To review, OutputCaching is part of the ASP.NET Pipeline and is the same mechanism that you can use in ASP.NET Pages using the @OutputCache directive. Using OutputCache with a handler rather than a Page is a little less discoverable than the page directive, but it provides the same functionality for any code running in the pipeline. OutputChacing is implemented as a Module in the pipeline and depending on the type of request that is being processed (headers, length, whether it’s a POST operation etc.) the caching can get elevated to the IIS Kernel Cache (although information on when and how that actually occurs is very scarce). OutputCaching is probably the most efficient way to cache request because it is handled internally and doesn’t have to hit custom code if cached content is served. The content of a cached entry is fully held in the cache including headers, encoding and the content so there’s no requirement to re-encode or re-send headers etc. as you would when caching content on your own using the element cache as I did originally in the blog post code.
OutputCache is applied in its own step in the ASP.NET Event Pipeline via the ResolveRequestCache event which fires after request authorization (because you still want to authenticate/authorize cached requests) and before the request state is retrieved and a handler is loaded. For new entries the cache is then updated towards the end of the request in the UpdateRequestCache Event. You can see where in the pipeline these events fire on this old slide:
All this adds up to a very efficient mechanism of serving cached content because it fires very early in the pipeline processing and is handled internally by ASP.NET or (in IIS7) by IIS itself.
Writing to OutputCache is pretty straight forward and looks something like this:
HttpResponse Response = HttpContext.Current.Response;
// client cache
Response.ExpiresAbsolute = DateTime.UtcNow.AddDays(30);
// OutputCache settings
HttpCachePolicy cache = Response.Cache;
cache.VaryByParams["LocaleId"] = true;
cache.VaryByParams["ResoureType"] = true;
cache.VaryByParams["IncludeControls"] = true;
cache.VaryByParams["VarName"] = true;
cache.VaryByParams["IsGlobal"] = true;
DateTime now = DateTime.Now;
cache.SetExpires(now + TimeSpan.FromDays(365.0));
Response.ContentType = contentType;
Response.Charset = "utf-8";
Response.End(); // No caching if specified
Watch out for Response.End()
Now as it turns out the code as I have it written here DOES NOT work – as you can surmise from the highlighting the Response.End() actually makes this code run, but the output never makes it into the OutputCache.

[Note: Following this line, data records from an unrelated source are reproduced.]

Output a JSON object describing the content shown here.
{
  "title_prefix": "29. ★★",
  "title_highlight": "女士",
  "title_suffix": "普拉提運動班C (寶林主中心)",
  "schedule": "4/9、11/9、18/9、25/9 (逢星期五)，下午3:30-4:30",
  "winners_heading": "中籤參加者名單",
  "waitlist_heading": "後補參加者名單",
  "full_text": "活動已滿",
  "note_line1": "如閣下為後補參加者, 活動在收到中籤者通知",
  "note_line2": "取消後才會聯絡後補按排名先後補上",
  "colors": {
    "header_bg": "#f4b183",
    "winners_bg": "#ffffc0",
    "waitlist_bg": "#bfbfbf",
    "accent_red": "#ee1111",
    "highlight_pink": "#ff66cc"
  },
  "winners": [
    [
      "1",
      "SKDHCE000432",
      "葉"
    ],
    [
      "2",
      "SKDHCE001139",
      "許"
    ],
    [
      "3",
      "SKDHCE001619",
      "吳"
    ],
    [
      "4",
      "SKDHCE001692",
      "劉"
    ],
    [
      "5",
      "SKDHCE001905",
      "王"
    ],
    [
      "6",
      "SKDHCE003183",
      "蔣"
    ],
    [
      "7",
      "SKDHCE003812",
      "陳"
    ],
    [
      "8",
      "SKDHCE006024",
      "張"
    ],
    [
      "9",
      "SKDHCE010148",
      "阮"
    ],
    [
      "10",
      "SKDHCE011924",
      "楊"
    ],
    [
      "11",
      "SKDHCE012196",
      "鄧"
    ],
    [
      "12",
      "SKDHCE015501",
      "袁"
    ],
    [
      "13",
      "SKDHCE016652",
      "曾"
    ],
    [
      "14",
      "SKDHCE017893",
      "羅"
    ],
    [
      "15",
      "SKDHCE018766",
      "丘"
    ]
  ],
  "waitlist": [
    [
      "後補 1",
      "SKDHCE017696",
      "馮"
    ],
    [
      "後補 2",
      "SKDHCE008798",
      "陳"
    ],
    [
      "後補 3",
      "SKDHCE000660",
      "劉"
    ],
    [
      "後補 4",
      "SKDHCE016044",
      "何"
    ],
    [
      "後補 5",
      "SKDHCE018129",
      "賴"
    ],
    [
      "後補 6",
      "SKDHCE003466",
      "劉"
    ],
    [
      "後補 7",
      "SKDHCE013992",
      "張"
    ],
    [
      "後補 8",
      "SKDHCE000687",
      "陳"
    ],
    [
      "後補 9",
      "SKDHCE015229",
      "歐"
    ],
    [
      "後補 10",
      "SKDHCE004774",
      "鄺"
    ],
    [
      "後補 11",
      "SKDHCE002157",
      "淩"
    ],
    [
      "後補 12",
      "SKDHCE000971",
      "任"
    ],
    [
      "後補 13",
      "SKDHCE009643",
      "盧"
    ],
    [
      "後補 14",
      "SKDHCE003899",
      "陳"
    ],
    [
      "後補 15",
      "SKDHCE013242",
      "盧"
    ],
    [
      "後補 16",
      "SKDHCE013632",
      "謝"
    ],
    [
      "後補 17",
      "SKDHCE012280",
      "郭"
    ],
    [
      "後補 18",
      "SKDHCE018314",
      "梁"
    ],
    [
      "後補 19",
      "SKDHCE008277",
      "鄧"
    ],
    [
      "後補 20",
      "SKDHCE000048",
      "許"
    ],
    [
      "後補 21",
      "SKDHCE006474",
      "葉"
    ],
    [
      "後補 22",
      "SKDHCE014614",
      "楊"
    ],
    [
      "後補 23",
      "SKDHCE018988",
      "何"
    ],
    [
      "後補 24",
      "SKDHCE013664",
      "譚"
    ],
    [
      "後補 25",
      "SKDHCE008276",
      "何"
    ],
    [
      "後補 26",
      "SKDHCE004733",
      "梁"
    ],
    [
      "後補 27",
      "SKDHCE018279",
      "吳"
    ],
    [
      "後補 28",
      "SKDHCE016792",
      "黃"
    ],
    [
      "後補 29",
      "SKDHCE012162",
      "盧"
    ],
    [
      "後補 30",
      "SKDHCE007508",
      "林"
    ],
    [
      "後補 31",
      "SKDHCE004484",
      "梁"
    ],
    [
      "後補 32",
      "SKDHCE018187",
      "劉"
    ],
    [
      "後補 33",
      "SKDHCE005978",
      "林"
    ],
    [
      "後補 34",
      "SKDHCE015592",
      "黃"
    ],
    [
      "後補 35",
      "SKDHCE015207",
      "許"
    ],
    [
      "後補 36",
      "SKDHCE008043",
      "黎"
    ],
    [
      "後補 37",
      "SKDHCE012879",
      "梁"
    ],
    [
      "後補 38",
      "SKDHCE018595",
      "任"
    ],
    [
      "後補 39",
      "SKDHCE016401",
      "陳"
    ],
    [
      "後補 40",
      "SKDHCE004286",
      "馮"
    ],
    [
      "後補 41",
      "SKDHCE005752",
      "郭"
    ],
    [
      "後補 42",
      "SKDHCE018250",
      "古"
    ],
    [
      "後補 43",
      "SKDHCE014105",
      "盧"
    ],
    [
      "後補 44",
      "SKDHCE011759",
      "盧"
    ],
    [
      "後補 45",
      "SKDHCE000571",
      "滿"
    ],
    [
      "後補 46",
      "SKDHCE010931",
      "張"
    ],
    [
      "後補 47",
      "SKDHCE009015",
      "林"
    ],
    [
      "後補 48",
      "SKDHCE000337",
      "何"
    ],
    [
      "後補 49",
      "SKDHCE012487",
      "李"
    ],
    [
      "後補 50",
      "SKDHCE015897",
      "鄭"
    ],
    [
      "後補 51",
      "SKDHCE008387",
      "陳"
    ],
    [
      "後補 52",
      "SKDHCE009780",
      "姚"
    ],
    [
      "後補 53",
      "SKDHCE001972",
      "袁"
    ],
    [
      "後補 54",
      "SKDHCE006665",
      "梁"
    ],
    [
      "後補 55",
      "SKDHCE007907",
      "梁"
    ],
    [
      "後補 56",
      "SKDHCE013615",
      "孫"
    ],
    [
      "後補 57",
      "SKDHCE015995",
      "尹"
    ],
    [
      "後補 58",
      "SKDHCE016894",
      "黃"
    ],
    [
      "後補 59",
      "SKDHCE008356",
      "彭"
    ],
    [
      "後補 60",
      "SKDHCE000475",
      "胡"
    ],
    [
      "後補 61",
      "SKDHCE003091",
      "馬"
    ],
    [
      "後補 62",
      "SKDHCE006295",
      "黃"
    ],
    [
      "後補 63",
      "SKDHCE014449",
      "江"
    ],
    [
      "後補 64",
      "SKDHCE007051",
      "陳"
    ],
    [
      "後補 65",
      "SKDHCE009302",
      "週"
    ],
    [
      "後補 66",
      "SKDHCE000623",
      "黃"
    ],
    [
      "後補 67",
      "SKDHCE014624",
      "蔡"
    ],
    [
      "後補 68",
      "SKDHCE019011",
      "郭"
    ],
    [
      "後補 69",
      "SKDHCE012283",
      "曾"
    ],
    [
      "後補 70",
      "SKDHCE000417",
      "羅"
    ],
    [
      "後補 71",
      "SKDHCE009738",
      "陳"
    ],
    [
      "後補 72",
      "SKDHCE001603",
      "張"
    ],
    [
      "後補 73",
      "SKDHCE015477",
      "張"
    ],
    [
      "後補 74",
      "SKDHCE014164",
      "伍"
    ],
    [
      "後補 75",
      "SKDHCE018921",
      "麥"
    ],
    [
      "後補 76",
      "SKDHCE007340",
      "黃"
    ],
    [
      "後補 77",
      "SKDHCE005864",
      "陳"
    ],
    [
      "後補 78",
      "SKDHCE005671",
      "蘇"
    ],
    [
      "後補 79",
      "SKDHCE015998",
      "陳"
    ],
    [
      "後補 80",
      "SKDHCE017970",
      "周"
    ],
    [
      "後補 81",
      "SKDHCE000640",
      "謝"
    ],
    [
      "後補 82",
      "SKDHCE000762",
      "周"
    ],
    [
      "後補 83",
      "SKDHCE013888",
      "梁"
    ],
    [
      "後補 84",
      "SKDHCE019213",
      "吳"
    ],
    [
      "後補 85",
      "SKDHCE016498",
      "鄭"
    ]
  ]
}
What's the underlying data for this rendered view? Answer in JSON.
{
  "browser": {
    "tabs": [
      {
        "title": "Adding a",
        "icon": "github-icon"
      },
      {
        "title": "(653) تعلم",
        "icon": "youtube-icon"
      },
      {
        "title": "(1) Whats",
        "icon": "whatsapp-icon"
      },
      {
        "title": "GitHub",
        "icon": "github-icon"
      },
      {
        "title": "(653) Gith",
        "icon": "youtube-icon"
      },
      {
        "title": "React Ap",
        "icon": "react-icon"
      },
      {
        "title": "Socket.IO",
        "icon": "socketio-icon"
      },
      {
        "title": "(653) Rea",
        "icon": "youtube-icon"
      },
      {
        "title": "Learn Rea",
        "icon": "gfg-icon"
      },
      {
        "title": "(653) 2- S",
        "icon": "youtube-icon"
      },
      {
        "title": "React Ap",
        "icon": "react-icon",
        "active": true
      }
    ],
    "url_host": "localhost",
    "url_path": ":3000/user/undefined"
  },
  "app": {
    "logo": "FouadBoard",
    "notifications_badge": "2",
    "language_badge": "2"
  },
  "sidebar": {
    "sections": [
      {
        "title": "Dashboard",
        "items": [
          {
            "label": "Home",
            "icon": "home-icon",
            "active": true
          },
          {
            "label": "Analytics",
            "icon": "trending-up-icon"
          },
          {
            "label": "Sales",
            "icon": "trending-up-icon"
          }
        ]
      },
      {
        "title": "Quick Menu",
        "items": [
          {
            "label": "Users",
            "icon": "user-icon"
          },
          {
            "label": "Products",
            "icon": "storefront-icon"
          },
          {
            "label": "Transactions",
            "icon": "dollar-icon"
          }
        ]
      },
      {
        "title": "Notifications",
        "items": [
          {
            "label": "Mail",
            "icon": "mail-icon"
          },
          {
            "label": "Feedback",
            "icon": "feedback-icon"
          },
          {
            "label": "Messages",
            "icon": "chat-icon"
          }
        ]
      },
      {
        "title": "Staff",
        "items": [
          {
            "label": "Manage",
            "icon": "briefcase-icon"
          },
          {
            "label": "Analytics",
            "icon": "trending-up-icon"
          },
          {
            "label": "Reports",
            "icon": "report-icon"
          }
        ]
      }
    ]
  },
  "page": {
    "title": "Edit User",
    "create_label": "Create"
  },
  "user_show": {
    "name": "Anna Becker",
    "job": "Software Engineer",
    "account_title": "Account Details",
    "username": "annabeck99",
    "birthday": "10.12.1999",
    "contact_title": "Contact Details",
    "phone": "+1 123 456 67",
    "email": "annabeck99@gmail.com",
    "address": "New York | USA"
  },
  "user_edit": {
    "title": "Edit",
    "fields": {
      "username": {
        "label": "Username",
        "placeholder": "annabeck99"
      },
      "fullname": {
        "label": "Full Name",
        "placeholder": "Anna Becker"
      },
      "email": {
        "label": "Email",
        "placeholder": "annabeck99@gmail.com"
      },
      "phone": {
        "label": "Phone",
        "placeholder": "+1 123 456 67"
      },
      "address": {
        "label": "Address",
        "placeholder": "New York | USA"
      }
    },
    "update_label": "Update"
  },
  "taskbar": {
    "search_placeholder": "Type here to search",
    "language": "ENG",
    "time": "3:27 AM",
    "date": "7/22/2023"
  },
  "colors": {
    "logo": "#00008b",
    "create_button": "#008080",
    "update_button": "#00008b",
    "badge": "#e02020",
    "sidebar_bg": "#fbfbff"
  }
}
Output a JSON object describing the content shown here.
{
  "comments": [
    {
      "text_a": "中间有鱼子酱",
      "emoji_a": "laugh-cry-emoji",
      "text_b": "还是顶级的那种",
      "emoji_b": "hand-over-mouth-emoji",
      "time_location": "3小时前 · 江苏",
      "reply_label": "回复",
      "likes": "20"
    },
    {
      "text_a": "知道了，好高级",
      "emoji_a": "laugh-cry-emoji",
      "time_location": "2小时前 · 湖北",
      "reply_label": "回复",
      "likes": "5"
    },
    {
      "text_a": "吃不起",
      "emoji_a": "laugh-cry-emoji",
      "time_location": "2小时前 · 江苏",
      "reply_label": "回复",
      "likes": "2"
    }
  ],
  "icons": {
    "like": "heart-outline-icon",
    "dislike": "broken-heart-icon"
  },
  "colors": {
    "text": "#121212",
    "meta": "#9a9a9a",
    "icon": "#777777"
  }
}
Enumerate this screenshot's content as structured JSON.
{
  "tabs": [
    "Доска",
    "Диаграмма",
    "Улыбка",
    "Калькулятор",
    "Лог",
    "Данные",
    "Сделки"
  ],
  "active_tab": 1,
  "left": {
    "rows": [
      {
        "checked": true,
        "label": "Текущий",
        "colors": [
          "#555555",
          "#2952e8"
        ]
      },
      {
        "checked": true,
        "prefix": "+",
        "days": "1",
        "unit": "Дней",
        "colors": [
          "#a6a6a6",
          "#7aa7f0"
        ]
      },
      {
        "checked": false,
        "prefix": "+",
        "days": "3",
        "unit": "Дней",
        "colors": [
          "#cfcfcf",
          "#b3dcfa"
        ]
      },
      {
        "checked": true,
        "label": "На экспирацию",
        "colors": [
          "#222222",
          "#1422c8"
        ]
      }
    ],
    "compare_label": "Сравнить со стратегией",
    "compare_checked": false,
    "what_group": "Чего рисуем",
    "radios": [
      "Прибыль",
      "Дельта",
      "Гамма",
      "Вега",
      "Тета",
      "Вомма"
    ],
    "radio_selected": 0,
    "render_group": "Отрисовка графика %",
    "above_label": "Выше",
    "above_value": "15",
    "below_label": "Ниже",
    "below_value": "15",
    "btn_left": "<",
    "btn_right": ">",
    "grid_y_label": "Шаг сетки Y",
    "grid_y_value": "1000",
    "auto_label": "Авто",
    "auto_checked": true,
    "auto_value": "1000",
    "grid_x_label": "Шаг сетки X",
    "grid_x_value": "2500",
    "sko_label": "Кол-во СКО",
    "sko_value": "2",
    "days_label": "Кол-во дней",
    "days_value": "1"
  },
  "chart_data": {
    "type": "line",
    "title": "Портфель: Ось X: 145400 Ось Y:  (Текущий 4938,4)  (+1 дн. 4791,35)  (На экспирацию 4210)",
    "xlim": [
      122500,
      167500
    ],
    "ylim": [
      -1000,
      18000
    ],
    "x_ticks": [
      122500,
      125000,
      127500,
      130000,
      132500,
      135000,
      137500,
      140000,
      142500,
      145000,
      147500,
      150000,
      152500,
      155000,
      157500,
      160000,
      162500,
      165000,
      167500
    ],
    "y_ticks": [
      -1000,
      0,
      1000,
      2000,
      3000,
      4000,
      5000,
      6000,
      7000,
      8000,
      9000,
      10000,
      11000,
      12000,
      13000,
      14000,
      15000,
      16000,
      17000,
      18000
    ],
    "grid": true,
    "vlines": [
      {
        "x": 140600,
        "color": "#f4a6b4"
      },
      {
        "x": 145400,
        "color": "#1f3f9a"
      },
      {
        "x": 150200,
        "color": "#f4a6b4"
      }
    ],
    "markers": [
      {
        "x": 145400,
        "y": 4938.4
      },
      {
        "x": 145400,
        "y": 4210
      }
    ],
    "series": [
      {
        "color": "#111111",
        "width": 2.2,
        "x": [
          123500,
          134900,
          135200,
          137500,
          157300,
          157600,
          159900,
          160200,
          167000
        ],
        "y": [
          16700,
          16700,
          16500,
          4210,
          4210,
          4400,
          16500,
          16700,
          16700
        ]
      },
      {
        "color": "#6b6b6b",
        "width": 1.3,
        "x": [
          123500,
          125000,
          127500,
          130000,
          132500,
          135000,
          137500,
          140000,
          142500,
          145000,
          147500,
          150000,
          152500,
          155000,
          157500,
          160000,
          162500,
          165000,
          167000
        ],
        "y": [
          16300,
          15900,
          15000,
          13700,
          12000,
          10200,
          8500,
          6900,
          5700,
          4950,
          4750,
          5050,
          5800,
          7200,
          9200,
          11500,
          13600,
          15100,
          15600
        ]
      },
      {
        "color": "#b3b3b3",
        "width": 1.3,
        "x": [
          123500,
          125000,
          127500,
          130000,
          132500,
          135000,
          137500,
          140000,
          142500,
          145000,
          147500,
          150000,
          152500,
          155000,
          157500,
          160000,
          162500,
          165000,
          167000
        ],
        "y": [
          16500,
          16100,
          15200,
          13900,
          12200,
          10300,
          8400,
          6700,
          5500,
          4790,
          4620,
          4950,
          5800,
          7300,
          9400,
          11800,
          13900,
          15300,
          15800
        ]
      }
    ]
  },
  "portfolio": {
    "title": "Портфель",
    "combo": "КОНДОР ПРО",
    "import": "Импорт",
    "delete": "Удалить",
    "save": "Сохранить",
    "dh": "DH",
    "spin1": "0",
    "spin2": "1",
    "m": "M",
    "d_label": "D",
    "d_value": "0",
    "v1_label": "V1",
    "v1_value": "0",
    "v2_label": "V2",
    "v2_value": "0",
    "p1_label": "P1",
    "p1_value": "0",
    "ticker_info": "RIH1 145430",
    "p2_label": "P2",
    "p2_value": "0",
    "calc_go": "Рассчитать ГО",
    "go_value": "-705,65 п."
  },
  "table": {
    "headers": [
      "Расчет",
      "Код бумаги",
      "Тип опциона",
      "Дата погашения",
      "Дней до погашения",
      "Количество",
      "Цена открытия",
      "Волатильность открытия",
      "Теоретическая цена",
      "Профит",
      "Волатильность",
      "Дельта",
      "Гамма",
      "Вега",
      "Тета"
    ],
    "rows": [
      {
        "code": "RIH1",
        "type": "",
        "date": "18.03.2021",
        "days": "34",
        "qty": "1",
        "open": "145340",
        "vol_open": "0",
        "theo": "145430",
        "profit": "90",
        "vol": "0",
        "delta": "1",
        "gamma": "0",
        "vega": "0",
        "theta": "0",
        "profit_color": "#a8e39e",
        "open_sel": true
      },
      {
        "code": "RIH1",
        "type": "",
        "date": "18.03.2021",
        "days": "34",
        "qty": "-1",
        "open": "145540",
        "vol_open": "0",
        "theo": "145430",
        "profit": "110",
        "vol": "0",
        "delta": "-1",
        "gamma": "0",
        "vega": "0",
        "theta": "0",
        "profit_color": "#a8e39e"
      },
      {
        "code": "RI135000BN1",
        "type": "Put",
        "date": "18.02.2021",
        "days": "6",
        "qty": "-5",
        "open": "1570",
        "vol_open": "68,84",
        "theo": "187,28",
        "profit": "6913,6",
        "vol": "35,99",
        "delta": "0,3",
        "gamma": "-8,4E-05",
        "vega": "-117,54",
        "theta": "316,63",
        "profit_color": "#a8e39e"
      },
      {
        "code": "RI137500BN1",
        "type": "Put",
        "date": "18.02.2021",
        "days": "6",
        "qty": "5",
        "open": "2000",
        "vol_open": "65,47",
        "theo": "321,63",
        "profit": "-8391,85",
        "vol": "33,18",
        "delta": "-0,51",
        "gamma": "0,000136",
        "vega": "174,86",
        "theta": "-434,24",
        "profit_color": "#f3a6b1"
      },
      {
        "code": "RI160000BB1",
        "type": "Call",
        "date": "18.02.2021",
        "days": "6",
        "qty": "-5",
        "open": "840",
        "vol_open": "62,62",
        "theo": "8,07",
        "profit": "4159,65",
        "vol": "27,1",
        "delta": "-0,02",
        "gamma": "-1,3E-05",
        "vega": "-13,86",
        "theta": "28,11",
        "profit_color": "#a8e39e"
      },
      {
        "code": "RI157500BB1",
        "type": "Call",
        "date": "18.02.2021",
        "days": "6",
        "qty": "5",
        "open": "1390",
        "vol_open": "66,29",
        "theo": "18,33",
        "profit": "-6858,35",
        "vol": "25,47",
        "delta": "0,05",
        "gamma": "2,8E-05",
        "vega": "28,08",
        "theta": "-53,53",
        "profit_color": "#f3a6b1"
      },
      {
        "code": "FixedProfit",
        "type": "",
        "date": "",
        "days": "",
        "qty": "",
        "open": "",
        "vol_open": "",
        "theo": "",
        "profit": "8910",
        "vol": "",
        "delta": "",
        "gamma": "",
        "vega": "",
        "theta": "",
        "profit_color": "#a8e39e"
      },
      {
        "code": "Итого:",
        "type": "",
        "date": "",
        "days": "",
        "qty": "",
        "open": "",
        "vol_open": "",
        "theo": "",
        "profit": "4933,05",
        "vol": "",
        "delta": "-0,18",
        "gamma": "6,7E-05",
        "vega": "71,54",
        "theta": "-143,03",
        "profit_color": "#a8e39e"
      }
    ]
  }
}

The reason for the Response.End() in the code here is that the code in question is a method in the handler rather than directly defined in ProcessRequest. Originally there was a bit of error checking code and cleanup that followed the output generation code in case there was a problem. There are also a number of error generation routines that create 404 requests on missing resources and errors on invalid syntax and so on – all of which also fire a Response.End(). So to be consistent I thought that using Response.End() everwhere would be the right thing to do.
Au contraire – using Response.End() in this fashion causes the processing of the pipeline to abort complete after output generation. In other words by specifying the Response.End() code at the end of the request causes UpdateRequestCache() to never fire and put the content into the cache. Response.End() (and HttpApplication.CompleteRequest()) causes the request to stop right at the point of the Response.End() call and jump to the EndRequest() handler, bypassing any events in between including UpdateRequestCache() which is needed to write the cache content into the OutputCache.
So, after a quick refactoring of the method and how post processing is handle I could remove the Response.End() call and voila the caching started working. The error method still do a Response.End() to exit early, but that’s acceptable because they should not cache anyway – they never actually hit the cache code (which is obviously important – you wouldn’t want to cache an error :-}).
This is pretty obvious once you know what’s happening, but I can tell you I looked at the code for quite some time agonizing over WHY the content was not getting into OutputCache even though it was staring me straight into the face. The Response.End() looked innocent enough.
Hopefully this post will help me – and maybe even one or two of you – jog my memory and avoid this problem in the future.